  • Assets acquired or debts incurred during the marriage
  • Gifts from one spouse to the other
  • Benefits from retirement accounts, pension, insurance plans, etc.
  • Benefits from reward programs, such as frequent flyers, etc.
  • Electronic online storage or entertainment (iCloud, iTunes, Netflix, etc.)

A recent blog provides a list of shared accounts to include when listing your assets.

Non-Marital Property – The list of possible non-marital property is short. It includes:


  • Assets acquired or debts incurred prior to the marriage
  • Inheritance
  • Gifts received from someone other than the spouse
  • Assets (or liabilities) with a written agreement clearly stating the property is non-marital

When Non-Marital Can Also Be Marital Property

Things are not always as they seem, and just because a spouse had property before marriage doesn’t mean it will remain entirely non-marital property. Here are just a few possible scenarios for each of the types of non-marital property:


  • Asset: If one spouse owned the house or a business before marriage, but both spouses worked to pay off the mortgage or grow the business, a portion of the value of the house or business would be considered marital property.
  • Debt: If one spouse incurred student loans before marriage, but the education led to a lucrative job that benefited both spouses, a portion of the debt could be considered marital property.
  • Inheritance or gift: If an inheritance or gift was used to upgrade the family home or purchase property that would generate income for the family, the clear intention was to treat the inheritance as a marital asset.

How to Protect Non-Marital Property

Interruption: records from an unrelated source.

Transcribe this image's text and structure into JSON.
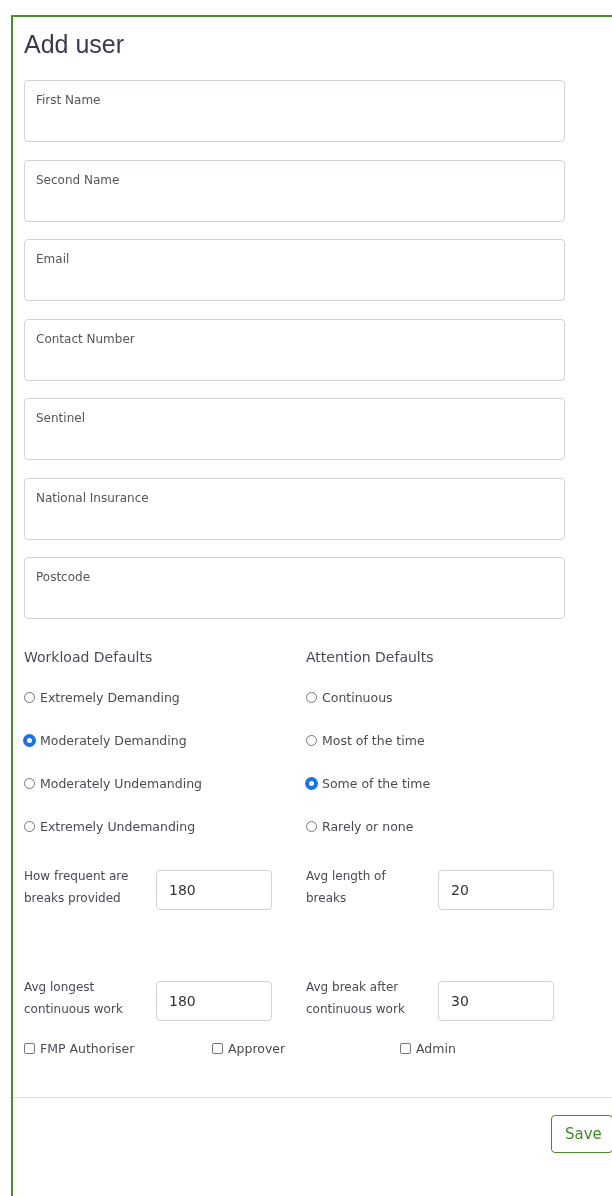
{
  "title": "Add user",
  "fields": [
    {
      "placeholder": "First Name"
    },
    {
      "placeholder": "Second Name"
    },
    {
      "placeholder": "Email"
    },
    {
      "placeholder": "Contact Number"
    },
    {
      "placeholder": "Sentinel"
    },
    {
      "placeholder": "National Insurance"
    },
    {
      "placeholder": "Postcode"
    }
  ],
  "radio_groups": [
    {
      "heading": "Workload Defaults",
      "options": [
        {
          "label": "Extremely Demanding",
          "selected": false
        },
        {
          "label": "Moderately Demanding",
          "selected": true
        },
        {
          "label": "Moderately Undemanding",
          "selected": false
        },
        {
          "label": "Extremely Undemanding",
          "selected": false
        }
      ]
    },
    {
      "heading": "Attention Defaults",
      "options": [
        {
          "label": "Continuous",
          "selected": false
        },
        {
          "label": "Most of the time",
          "selected": false
        },
        {
          "label": "Some of the time",
          "selected": true
        },
        {
          "label": "Rarely or none",
          "selected": false
        }
      ]
    }
  ],
  "number_rows": [
    [
      {
        "label": "How frequent are breaks provided",
        "value": "180"
      },
      {
        "label": "Avg length of breaks",
        "value": "20"
      }
    ],
    [
      {
        "label": "Avg longest continuous work",
        "value": "180"
      },
      {
        "label": "Avg break after continuous work",
        "value": "30"
      }
    ]
  ],
  "roles": [
    {
      "label": "FMP Authoriser",
      "checked": false
    },
    {
      "label": "Approver",
      "checked": false
    },
    {
      "label": "Admin",
      "checked": false
    }
  ],
  "save_button": "Save"
}
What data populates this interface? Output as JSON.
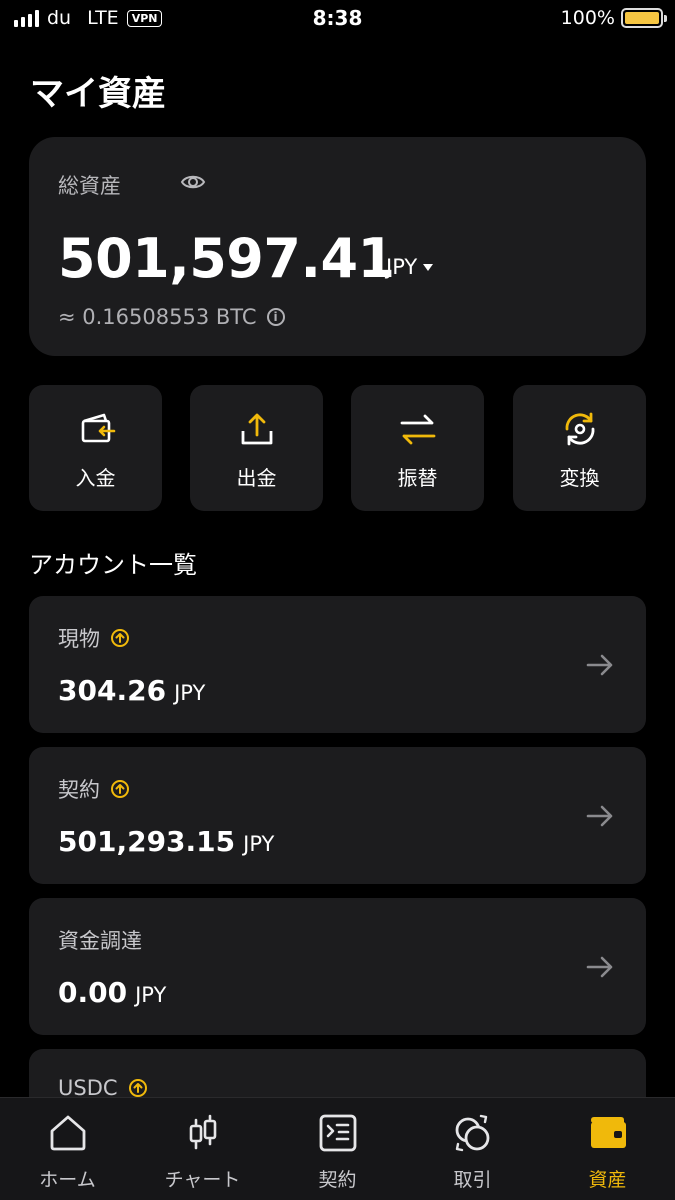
{
  "status_bar": {
    "carrier": "du",
    "network": "LTE",
    "vpn": "VPN",
    "time": "8:38",
    "battery": "100%"
  },
  "page_title": "マイ資産",
  "total": {
    "label": "総資産",
    "value": "501,597.41",
    "currency": "JPY",
    "btc_equivalent": "≈ 0.16508553 BTC"
  },
  "actions": [
    {
      "label": "入金",
      "icon": "deposit-icon"
    },
    {
      "label": "出金",
      "icon": "withdraw-icon"
    },
    {
      "label": "振替",
      "icon": "transfer-icon"
    },
    {
      "label": "変換",
      "icon": "convert-icon"
    }
  ],
  "section_title": "アカウント一覧",
  "accounts": [
    {
      "name": "現物",
      "value": "304.26",
      "currency": "JPY",
      "has_up_icon": true
    },
    {
      "name": "契約",
      "value": "501,293.15",
      "currency": "JPY",
      "has_up_icon": true
    },
    {
      "name": "資金調達",
      "value": "0.00",
      "currency": "JPY",
      "has_up_icon": false
    },
    {
      "name": "USDC",
      "value": "",
      "currency": "",
      "has_up_icon": true
    }
  ],
  "bottom_nav": [
    {
      "label": "ホーム",
      "icon": "home-icon",
      "active": false
    },
    {
      "label": "チャート",
      "icon": "candlestick-icon",
      "active": false
    },
    {
      "label": "契約",
      "icon": "contract-icon",
      "active": false
    },
    {
      "label": "取引",
      "icon": "trade-icon",
      "active": false
    },
    {
      "label": "資産",
      "icon": "wallet-icon",
      "active": true
    }
  ],
  "colors": {
    "accent": "#f0b90b",
    "card": "#1c1c1e",
    "background": "#000000"
  }
}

If you want to protect your non-marital property, you can arrange a prenuptial agreement. Such agreements can also be drawn up after marriage, designating specific assets or liabilities that both parties wish to be considered non-marital. These agreements can be challenged if subsequent use of the property suggests marital use, as described above, but the challenging party would have to provide a very strong case to overturn a written agreement.

Division of marital property is best resolved with a professional who is experienced in helping couples come to equitable and amicable agreements. Such an agreement will avoid giving a judge the power to decide for you.